At UW-Oshkosh, the program led to $6.6 million in capital investment, 25 new businesses and 70 new jobs. 

At UW-River Falls, the SBDC helped companies secure $3.5 million in capital. The program helped start 22 new businesses there, and created 48 new jobs. 

And at UW-Whitewater, the program helped companies bring in $13.8 million in investment, and also helped start 13 new businesses, creating 63 new jobs. 

See the release: 


# Wisconsin farmers facing more pests, higher costs after late spring planting

# Quad/Graphics invests in Tim Armstrong’s startup

# Manufacturer hosting President Trump on Friday could be growing

# Wisconsin ratepayers to see refunds thanks to lower energy costs in 2018



– Lafayette Co. raising funds for new fairgrounds


– 53 acres across from Lake Country Lutheran High in Hartland eyed for development


– Wisconsin ranks 15th on CNBC’s Top States for Business list


– Younger Jr. Holstein members honored with YDJM Awards

– Regents unanimously approve UW System budget for 2019-20


– Great Lakes governors, premiers endorse Asian carp plan


– New donut and coffee shop proposed in Whitefish Bay


– These are the biggest second-quarter venture fundings in Wisconsin


– Manpower to offer GED program to 30,000 associates


– Menomonee Falls battery manufacturer to be merged with distributors

– Wisconsin wins Nexus drug manufacturing facility over Illinois


– Embassy Suites in Brookfield sold for $19.2 million

– $3M proposed to rebuild Second Street around MSO theater restoration


– Wisconsin included in FSA crop acreage reporting extension


– Walmart completes renovations at Mukwonago, Pewaukee stores


– Giannis Antetokounmpo files lawsuit to stop ‘infringing’ t-shirts


– Airbnb, LULAC join to promote Latinx hosts for DNC 2020


– David Ahrens: It’s time for Madison to give up on the hotel dream for Judge Doyle Square

– Ron Malzer: Burning coal while the skies are crying


<i>See these and other press releases: </i>

Greater Whitewater Committee, Inc.: UW-Whitewater named most affordable college in Wisconsin

Green Bay Austin Straubel International Airport: Passenger traffic continues to climb in 2019
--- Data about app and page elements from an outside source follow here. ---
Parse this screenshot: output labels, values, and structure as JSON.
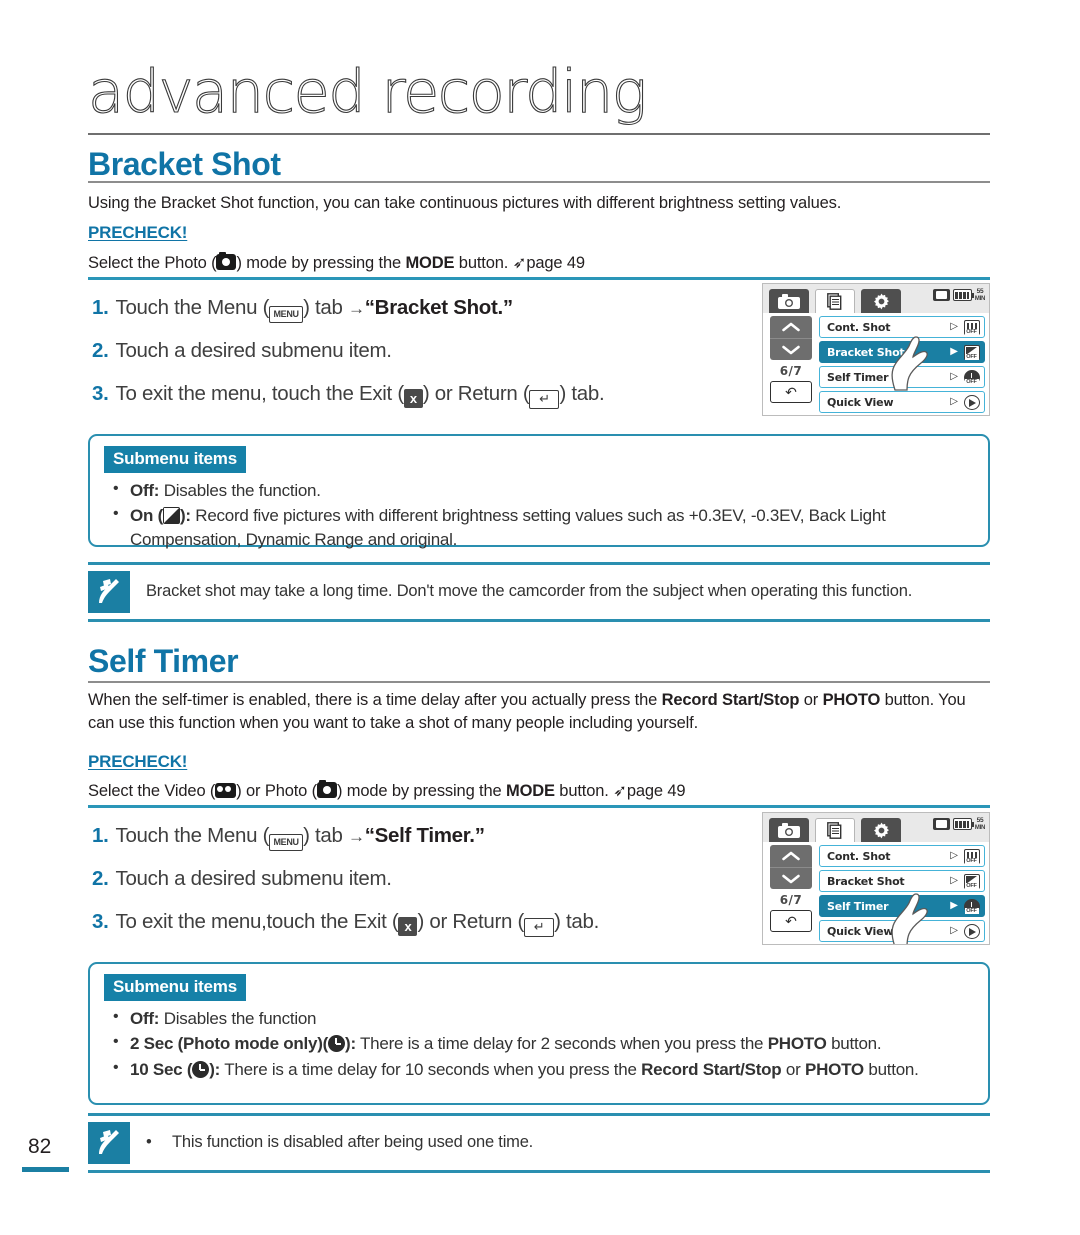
{
  "chapter": {
    "title": "advanced recording"
  },
  "sections": [
    {
      "heading": "Bracket Shot",
      "intro": "Using the Bracket Shot function, you can take continuous pictures with different brightness setting values.",
      "precheck_label": "PRECHECK!",
      "precheck_pre": "Select the Photo (",
      "precheck_mid": ") mode by pressing the ",
      "precheck_mode": "MODE",
      "precheck_post": " button. ",
      "precheck_page": "page 49",
      "steps": [
        {
          "num": "1.",
          "pre": "Touch the Menu (",
          "chip": "MENU",
          "mid": ") tab ",
          "arrow": "→",
          "strong": "“Bracket Shot.”",
          "post": ""
        },
        {
          "num": "2.",
          "pre": "Touch a desired submenu item.",
          "chip": "",
          "mid": "",
          "arrow": "",
          "strong": "",
          "post": ""
        },
        {
          "num": "3.",
          "pre": "To exit the menu, touch the Exit (",
          "chip": "x",
          "mid": ") or Return (",
          "arrow": "",
          "strong": "",
          "post": ") tab."
        }
      ],
      "submenu_badge": "Submenu items",
      "submenu_items": [
        {
          "label": "Off:",
          "text": " Disables the function.",
          "icon": ""
        },
        {
          "label": "On (",
          "icon": "ev-icon",
          "label2": "):",
          "text": " Record five pictures with different brightness setting values such as +0.3EV, -0.3EV, Back Light Compensation, Dynamic Range and original."
        }
      ],
      "note": "Bracket shot may take a long time. Don't move the camcorder from the subject when operating this function."
    },
    {
      "heading": "Self Timer",
      "intro_1_a": "When the self-timer is enabled, there is a time delay after you actually press the ",
      "intro_1_b": "Record Start/Stop",
      "intro_1_c": " or ",
      "intro_1_d": "PHOTO",
      "intro_2": "button. You can use this function when you want to take a shot of many people including yourself.",
      "precheck_label": "PRECHECK!",
      "precheck_pre": "Select the Video (",
      "precheck_mid": ") or Photo (",
      "precheck_mid2": ") mode by pressing the ",
      "precheck_mode": "MODE",
      "precheck_post": " button. ",
      "precheck_page": "page 49",
      "steps": [
        {
          "num": "1.",
          "pre": "Touch the Menu (",
          "chip": "MENU",
          "mid": ") tab ",
          "arrow": "→",
          "strong": "“Self Timer.”",
          "post": ""
        },
        {
          "num": "2.",
          "pre": "Touch a desired submenu item.",
          "chip": "",
          "mid": "",
          "arrow": "",
          "strong": "",
          "post": ""
        },
        {
          "num": "3.",
          "pre": "To exit the menu,touch the Exit (",
          "chip": "x",
          "mid": ") or Return (",
          "arrow": "",
          "strong": "",
          "post": ") tab."
        }
      ],
      "submenu_badge": "Submenu items",
      "submenu_items": [
        {
          "label": "Off:",
          "text": " Disables the function"
        },
        {
          "label": "2 Sec (Photo mode only)(",
          "label2": "):",
          "text": " There is a time delay for 2 seconds when you press the ",
          "bold_tail": "PHOTO",
          "tail": " button."
        },
        {
          "label": "10 Sec (",
          "label2": "):",
          "text": " There is a time delay for 10 seconds when you press the ",
          "bold_tail": "Record Start/Stop",
          "tail": " or ",
          "bold_tail2": "PHOTO",
          "tail2": " button."
        }
      ],
      "note_bullet": "•",
      "note": "This function is disabled after being used one time."
    }
  ],
  "lcd_screens": [
    {
      "tabs": [
        "photo-tab",
        "menu-tab",
        "settings-tab"
      ],
      "status": {
        "sd": "sd-card-icon",
        "battery": "battery-icon",
        "time_unit_top": "55",
        "time_unit_bottom": "MIN"
      },
      "page_indicator": "6/7",
      "return_label": "↶",
      "rows": [
        {
          "label": "Cont. Shot",
          "icon": "cont-shot-icon",
          "icon_off": "OFF",
          "selected": false
        },
        {
          "label": "Bracket Shot",
          "icon": "bracket-shot-icon",
          "icon_off": "OFF",
          "selected": true
        },
        {
          "label": "Self Timer",
          "icon": "self-timer-icon",
          "icon_off": "OFF",
          "selected": false
        },
        {
          "label": "Quick View",
          "icon": "quick-view-icon",
          "icon_off": "",
          "selected": false
        }
      ]
    },
    {
      "tabs": [
        "photo-tab",
        "menu-tab",
        "settings-tab"
      ],
      "status": {
        "sd": "sd-card-icon",
        "battery": "battery-icon",
        "time_unit_top": "55",
        "time_unit_bottom": "MIN"
      },
      "page_indicator": "6/7",
      "return_label": "↶",
      "rows": [
        {
          "label": "Cont. Shot",
          "icon": "cont-shot-icon",
          "icon_off": "OFF",
          "selected": false
        },
        {
          "label": "Bracket Shot",
          "icon": "bracket-shot-icon",
          "icon_off": "OFF",
          "selected": false
        },
        {
          "label": "Self Timer",
          "icon": "self-timer-icon",
          "icon_off": "OFF",
          "selected": true
        },
        {
          "label": "Quick View",
          "icon": "quick-view-icon",
          "icon_off": "",
          "selected": false
        }
      ]
    }
  ],
  "footer": {
    "page_number": "82"
  },
  "colors": {
    "heading": "#1074a6",
    "badge": "#1681a8",
    "rule": "#2a8fb0",
    "lcd_selected": "#1a7fa3",
    "lcd_row_border": "#45b3d8"
  }
}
Door County Economic Development Corporation: New ownership for Fish Creek Scenic Boat Tours

Marquette University: Marquette’s Tom Teipel receives Excellence in University Service Award